Be cheesy! I do love to have some cheese on my burgers. Sometimes I have tossed in a bit of shredded cheese to the ground beef mixture to have it melted in. If you’re going to add softer cheese slices on top of your burger, put the slices on top about a minute before the burgers are finished cooking. If you’re choosing to use a harder and chunkier cheese, like blue cheese, switch over to indirect heat a couple of minutes before the burgers are done. Then add the cheese and close the lid for those two to three minutes.
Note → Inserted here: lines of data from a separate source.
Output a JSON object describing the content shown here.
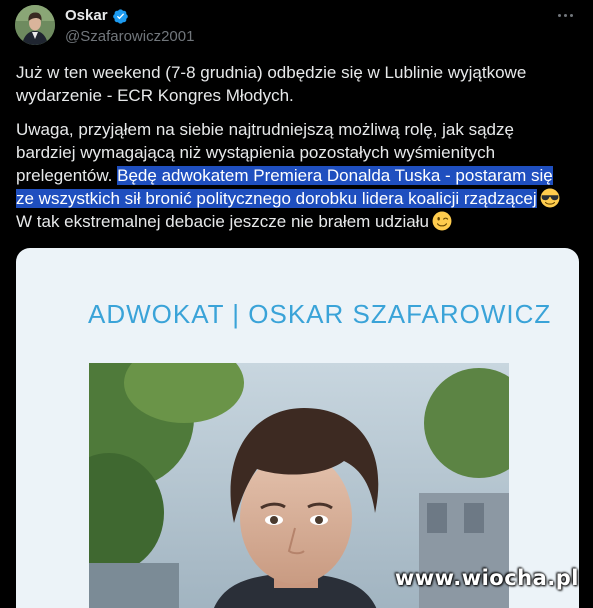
{
  "author": {
    "display_name": "Oskar",
    "handle": "@Szafarowicz2001",
    "verified_icon": "verified-badge-icon",
    "accent_color": "#1d9bf0"
  },
  "tweet": {
    "paragraph1": [
      "Już w ten weekend (7-8 grudnia) odbędzie się w Lublinie wyjątkowe",
      "wydarzenie - ECR Kongres Młodych."
    ],
    "paragraph2": {
      "line1": "Uwaga, przyjąłem na siebie najtrudniejszą możliwą rolę, jak sądzę",
      "line2": "bardziej wymagającą niż wystąpienia pozostałych wyśmienitych",
      "line3_plain": "prelegentów. ",
      "line3_highlight": "Będę adwokatem Premiera Donalda Tuska - postaram się",
      "line4_highlight": "ze wszystkich sił bronić politycznego dorobku lidera koalicji rządzącej",
      "line4_emoji": "smiling-face-with-sunglasses-icon",
      "line5": "W tak ekstremalnej debacie jeszcze nie brałem udziału",
      "line5_emoji": "winking-face-icon"
    },
    "highlight_color": "#1f4fbf"
  },
  "media": {
    "card_title": "ADWOKAT | OSKAR SZAFAROWICZ",
    "card_title_color": "#3aa3d8",
    "card_background": "#ecf3f8"
  },
  "watermark": "www.wiocha.pl",
  "icons": {
    "more": "more-options-icon"
  }
}
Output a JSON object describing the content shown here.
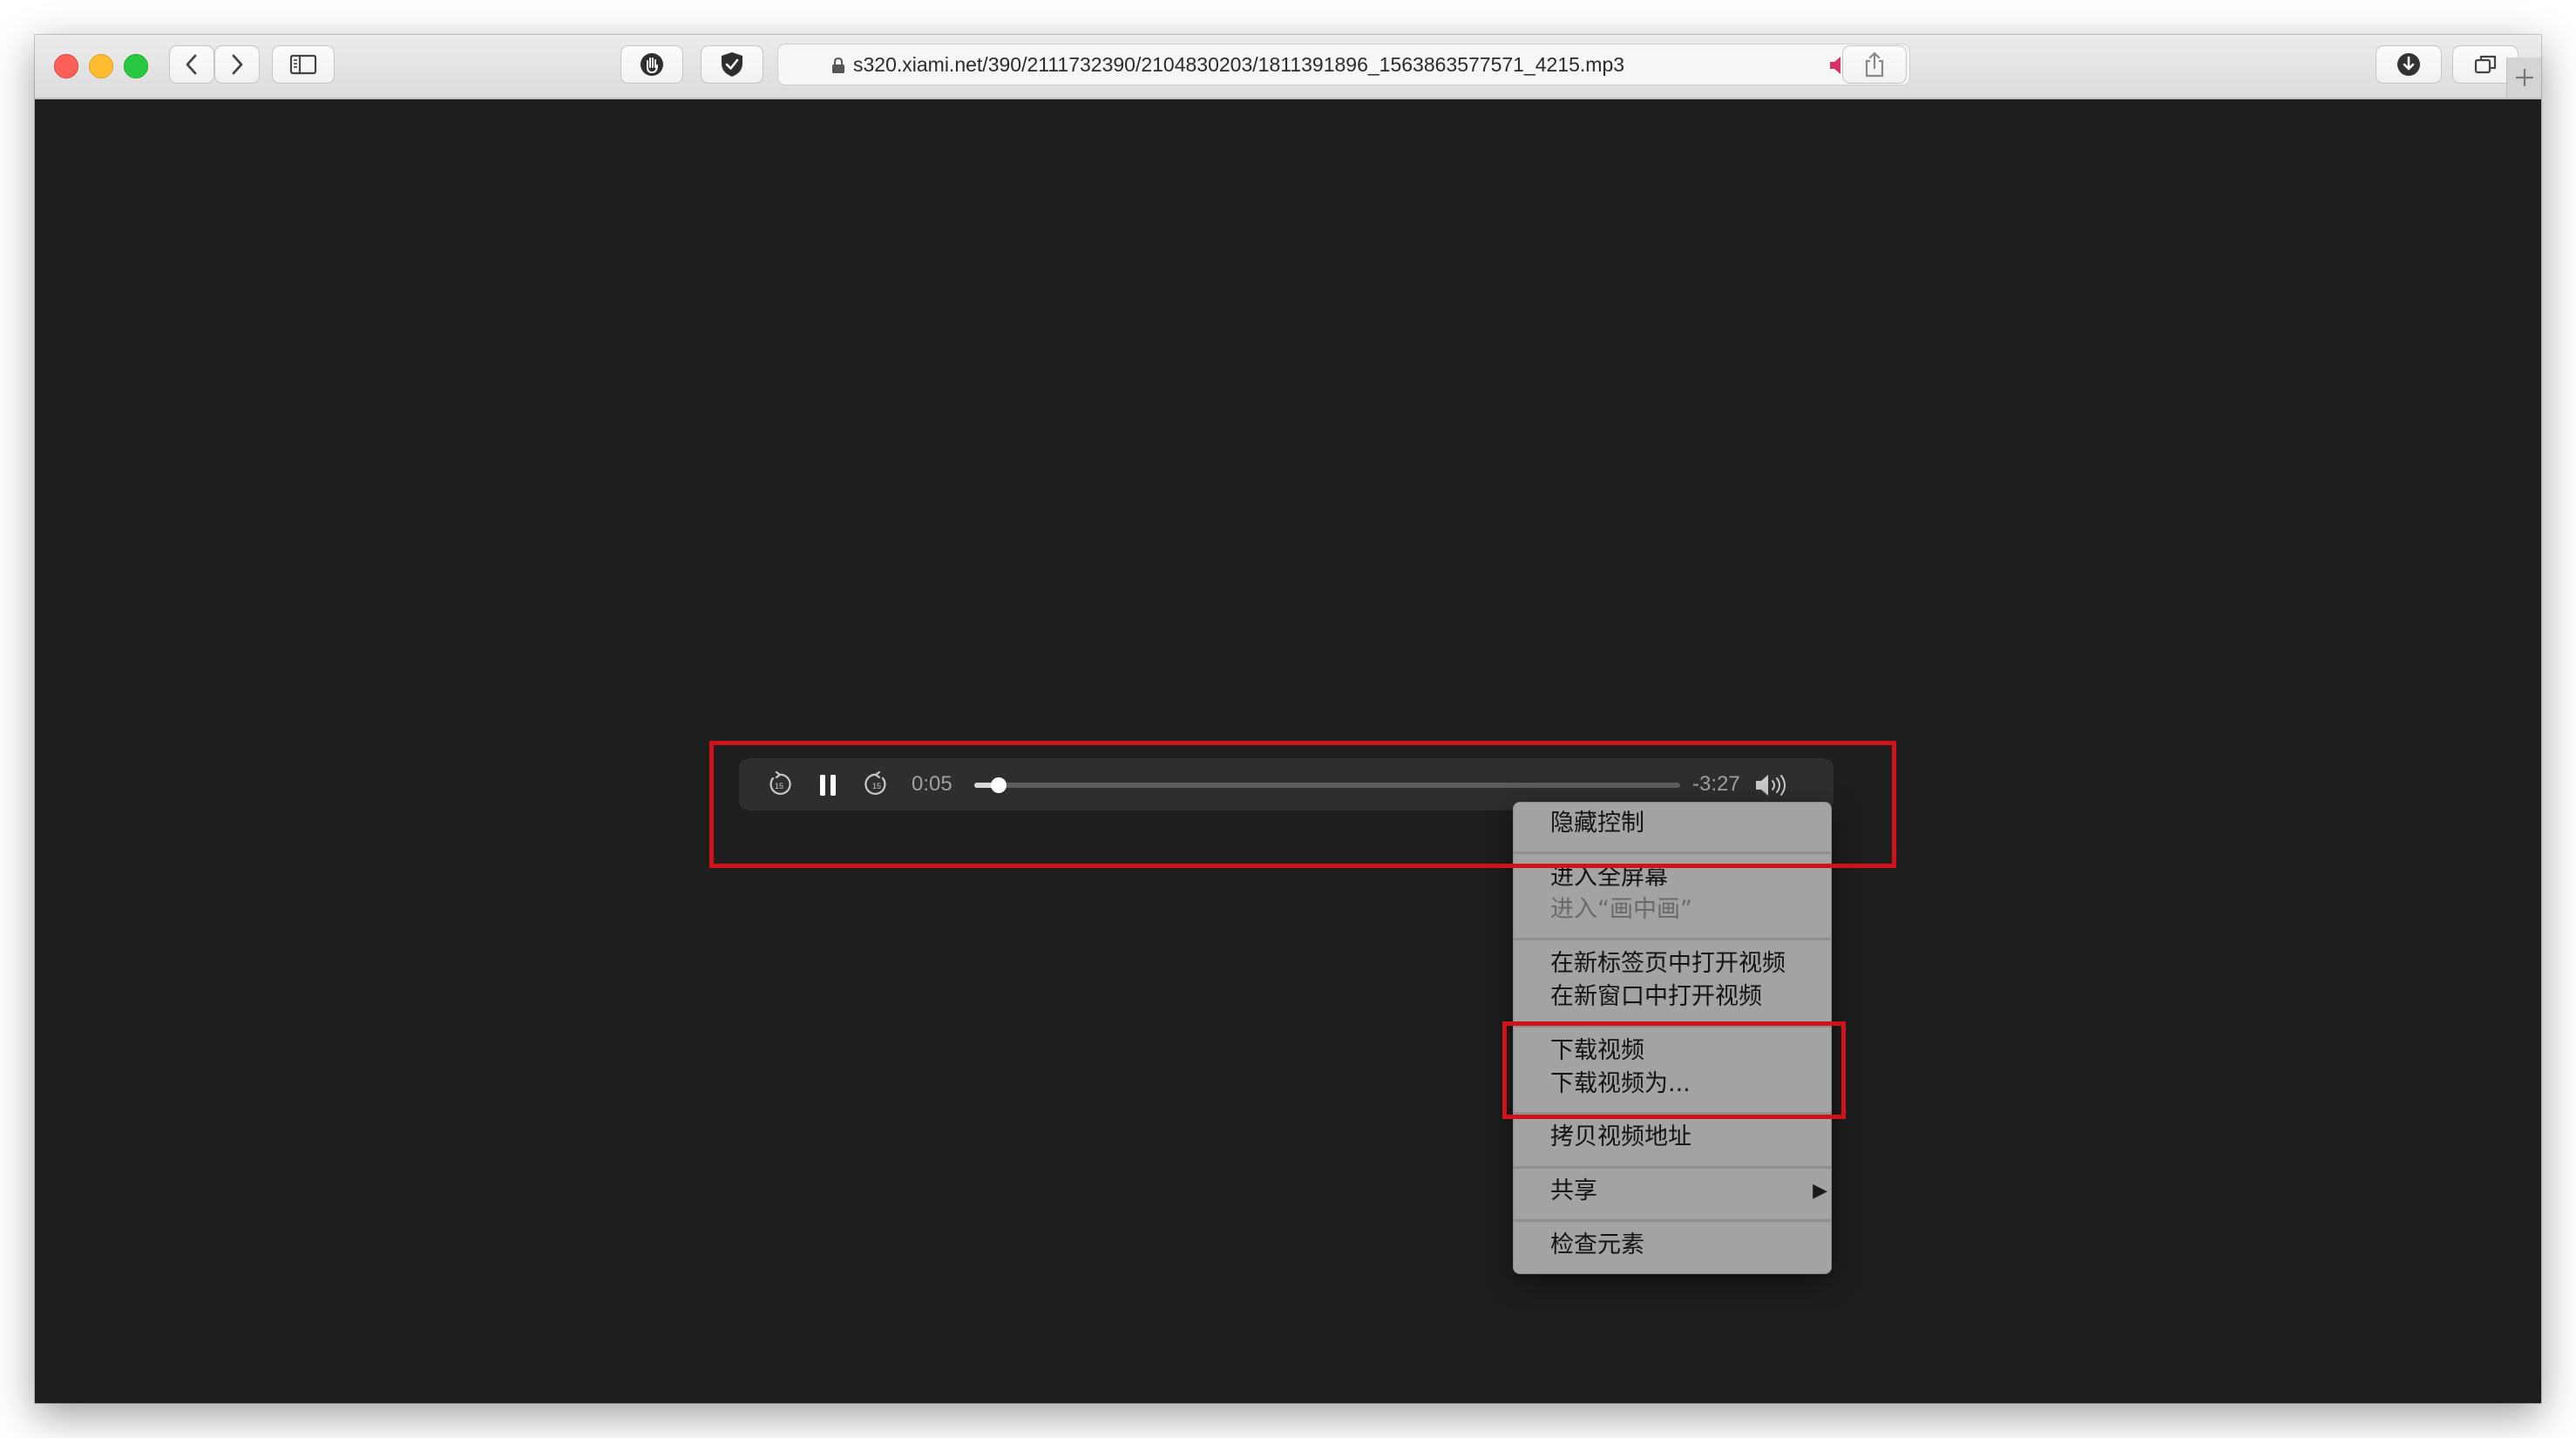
{
  "browser": {
    "url": "s320.xiami.net/390/2111732390/2104830203/1811391896_1563863577571_4215.mp3"
  },
  "player": {
    "elapsed": "0:05",
    "remaining": "-3:27",
    "progress": 0.035
  },
  "context_menu": {
    "items": [
      {
        "label": "隐藏控制",
        "enabled": true
      },
      {
        "label": "进入全屏幕",
        "enabled": true
      },
      {
        "label": "进入“画中画”",
        "enabled": false
      },
      {
        "label": "在新标签页中打开视频",
        "enabled": true
      },
      {
        "label": "在新窗口中打开视频",
        "enabled": true
      },
      {
        "label": "下载视频",
        "enabled": true
      },
      {
        "label": "下载视频为...",
        "enabled": true
      },
      {
        "label": "拷贝视频地址",
        "enabled": true
      },
      {
        "label": "共享",
        "enabled": true,
        "submenu_arrow": "▶"
      },
      {
        "label": "检查元素",
        "enabled": true
      }
    ]
  },
  "icons": {
    "back": "chevron-left-icon",
    "forward": "chevron-right-icon",
    "sidebar": "sidebar-icon",
    "privacy": "hand-icon",
    "shield": "shield-check-icon",
    "lock": "lock-icon",
    "audio": "speaker-playing-icon",
    "reload": "reload-icon",
    "share": "share-icon",
    "downloads": "download-icon",
    "tabs": "tab-overview-icon",
    "new_tab": "plus-icon",
    "skip_back": "skip-back-15-icon",
    "pause": "pause-icon",
    "skip_forward": "skip-forward-15-icon",
    "volume": "volume-icon"
  },
  "colors": {
    "annotation_red": "#d0121b",
    "page_background": "#1e1e1e",
    "audio_indicator": "#d6336c"
  }
}
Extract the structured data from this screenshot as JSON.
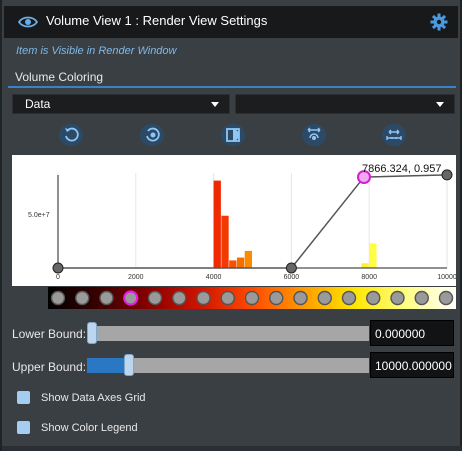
{
  "header": {
    "title": "Volume View 1 : Render View Settings",
    "visibility_icon": "eye-icon",
    "settings_icon": "gear-icon"
  },
  "visible_note": "Item is Visible in Render Window",
  "section": {
    "title": "Volume Coloring"
  },
  "selects": {
    "array": "Data",
    "component": ""
  },
  "toolbar": {
    "icons": [
      "reset-icon",
      "reset-range-icon",
      "invert-icon",
      "fit-data-range-icon",
      "custom-range-icon"
    ]
  },
  "chart": {
    "tooltip": "7866.324, 0.957",
    "ytick": "5.0e+7",
    "xticks": [
      "0",
      "2000",
      "4000",
      "6000",
      "8000",
      "10000"
    ],
    "x_range": [
      0,
      10000
    ]
  },
  "chart_data": {
    "type": "bar",
    "x_range": [
      0,
      10000
    ],
    "histogram": [
      {
        "x": 4000,
        "v": 0.92,
        "color": "#f02a00"
      },
      {
        "x": 4200,
        "v": 0.55,
        "color": "#f33a00"
      },
      {
        "x": 4400,
        "v": 0.08,
        "color": "#f55200"
      },
      {
        "x": 4600,
        "v": 0.11,
        "color": "#f86c00"
      },
      {
        "x": 4800,
        "v": 0.18,
        "color": "#fa8a00"
      },
      {
        "x": 7800,
        "v": 0.05,
        "color": "#fff030"
      },
      {
        "x": 8000,
        "v": 0.26,
        "color": "#ffff40"
      }
    ],
    "opacity_points": [
      {
        "x": 0,
        "y": 0
      },
      {
        "x": 6000,
        "y": 0
      },
      {
        "x": 7866.324,
        "y": 0.957
      },
      {
        "x": 10000,
        "y": 0.98
      }
    ],
    "selected_point": {
      "x": 7866.324,
      "y": 0.957
    }
  },
  "color_map": {
    "stops": [
      "#000000",
      "#3a0000",
      "#8a0000",
      "#d01500",
      "#ff4a00",
      "#ff9a00",
      "#ffe600",
      "#ffff80",
      "#ffffff"
    ],
    "point_count": 17,
    "selected_index": 3
  },
  "bounds": {
    "lower_label": "Lower Bound:",
    "lower_value": "0.000000",
    "lower_fraction": 0.0,
    "upper_label": "Upper Bound:",
    "upper_value": "10000.000000",
    "upper_fraction": 0.15
  },
  "options": [
    {
      "label": "Show Data Axes Grid",
      "checked": false
    },
    {
      "label": "Show Color Legend",
      "checked": false
    }
  ]
}
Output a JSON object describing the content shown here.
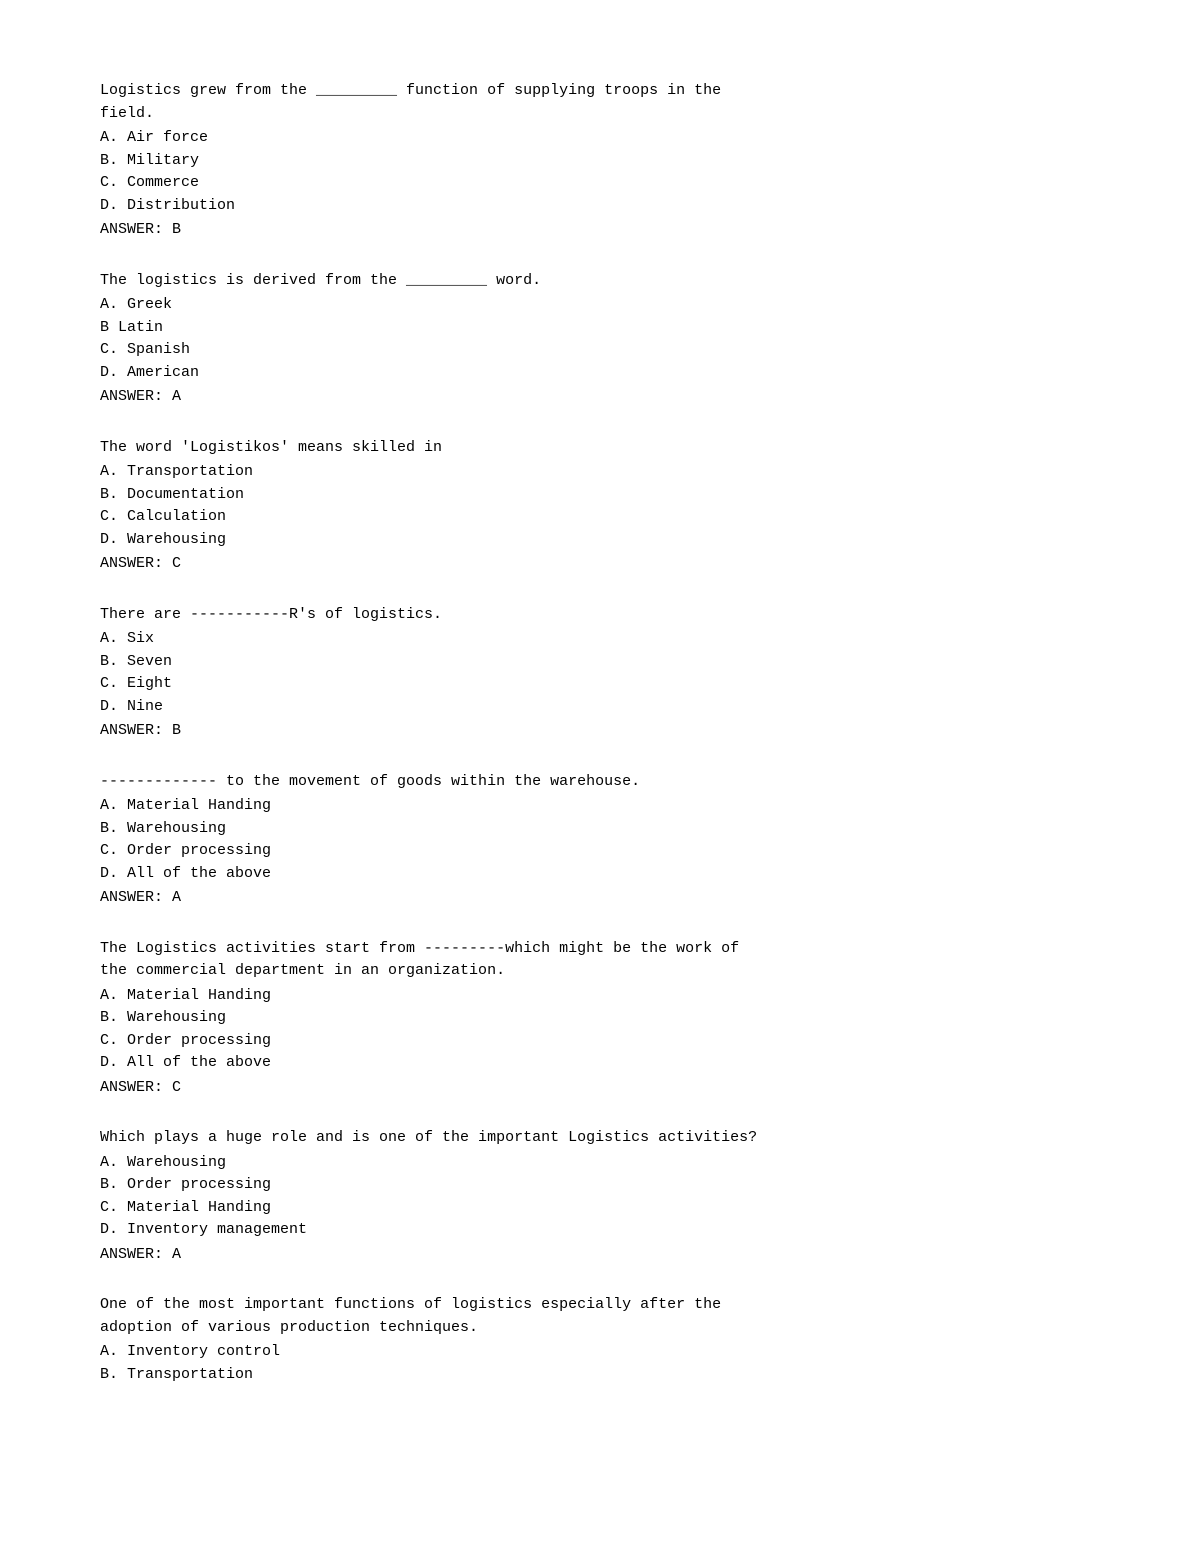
{
  "questions": [
    {
      "id": "q1",
      "text": "Logistics grew from the _________ function of supplying troops in the\nfield.",
      "options": [
        {
          "label": "A.",
          "text": "Air force"
        },
        {
          "label": "B.",
          "text": "Military"
        },
        {
          "label": "C.",
          "text": "Commerce"
        },
        {
          "label": "D.",
          "text": "Distribution"
        }
      ],
      "answer": "ANSWER: B"
    },
    {
      "id": "q2",
      "text": "The logistics is derived from the _________ word.",
      "options": [
        {
          "label": "A.",
          "text": "Greek"
        },
        {
          "label": "B",
          "text": "Latin"
        },
        {
          "label": "C.",
          "text": "Spanish"
        },
        {
          "label": "D.",
          "text": "American"
        }
      ],
      "answer": "ANSWER: A"
    },
    {
      "id": "q3",
      "text": "The word 'Logistikos' means skilled in",
      "options": [
        {
          "label": "A.",
          "text": "Transportation"
        },
        {
          "label": "B.",
          "text": "Documentation"
        },
        {
          "label": "C.",
          "text": "Calculation"
        },
        {
          "label": "D.",
          "text": "Warehousing"
        }
      ],
      "answer": "ANSWER: C"
    },
    {
      "id": "q4",
      "text": "There are -----------R's of logistics.",
      "options": [
        {
          "label": "A.",
          "text": "Six"
        },
        {
          "label": "B.",
          "text": "Seven"
        },
        {
          "label": "C.",
          "text": "Eight"
        },
        {
          "label": "D.",
          "text": "Nine"
        }
      ],
      "answer": "ANSWER: B"
    },
    {
      "id": "q5",
      "text": "------------- to the movement of goods within the warehouse.",
      "options": [
        {
          "label": "A.",
          "text": "Material Handing"
        },
        {
          "label": "B.",
          "text": "Warehousing"
        },
        {
          "label": "C.",
          "text": "Order processing"
        },
        {
          "label": "D.",
          "text": "All of the above"
        }
      ],
      "answer": "ANSWER: A"
    },
    {
      "id": "q6",
      "text": "The Logistics activities start from ---------which might be the work of\nthe commercial department in an organization.",
      "options": [
        {
          "label": "A.",
          "text": "Material Handing"
        },
        {
          "label": "B.",
          "text": "Warehousing"
        },
        {
          "label": "C.",
          "text": "Order processing"
        },
        {
          "label": "D.",
          "text": "All of the above"
        }
      ],
      "answer": "ANSWER: C"
    },
    {
      "id": "q7",
      "text": "Which plays a huge role and is one of the important Logistics activities?",
      "options": [
        {
          "label": "A.",
          "text": "   Warehousing"
        },
        {
          "label": "B.",
          "text": "   Order processing"
        },
        {
          "label": "C.",
          "text": "   Material Handing"
        },
        {
          "label": "D.",
          "text": "   Inventory management"
        }
      ],
      "answer": "ANSWER: A"
    },
    {
      "id": "q8",
      "text": "One of the most important functions of logistics especially after the\nadoption of various production techniques.",
      "options": [
        {
          "label": "A.",
          "text": "   Inventory control"
        },
        {
          "label": "B.",
          "text": "   Transportation"
        }
      ],
      "answer": ""
    }
  ]
}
Use foil packets. Layer your food on a piece of aluminum foil that is large enough to fold over all of the ingredients. Seal the edges tight enough that no steam can escape, but also leave space for expansion while it’s cooking. Fish cooks best in a foil packet on the grill, because otherwise it could fall apart while cooking. You can even put frozen fish into a foil packet and leave it on the grill a couple of minutes longer.
Want more grilling tips? Get the best information from the grilling masters with Weber’s Way to Grill: The Step-by-Step Guide to Expert Grilling by Jamie Purviance.
Outdoor Party Tips: Keep It Simple
Less is more. You’ll want to keep your menu simple. It will give you more time to relax and to spend time with your guests. At an annual party I go to every year, my friend provides non-alcoholic beverages with maybe a beer option. She encourages people to BYOB. And then she also provides the meat and has everyone else bring sides dishes and desserts to pass. To make it a bit more even, she divides up the request on the invites she sends out. Keep some to-go containers on hand to send off the leftovers instead of being stuck with a bunch of random items.
And then her brother-in-law, who is a grill master, does the bulk of the grilling because he loves it. I also often have someone else do the grilling at my house because it is not my favorite thing to do in large quantities. Plus it frees us up to mingle with our guests and have fun.
Simple decorations make a bold statement. Add vibrant color with simple flower pots placed on your deck or patio. Those that have a few large blooms will create quite an impact. If you’re able to take cuttings of flowers from your yard to put into a vase, that will tie together your party area with the rest of your yard. Those make great centerpieces.
The most important thing is to have fun at your outdoor gathering. Enjoy the company of your friends and family and breathe in all of that wonderful fresh air before we’re all cooped up again. Have fun and stay safe!
What are some of your tips for a successful outdoor party? Share them in the comments.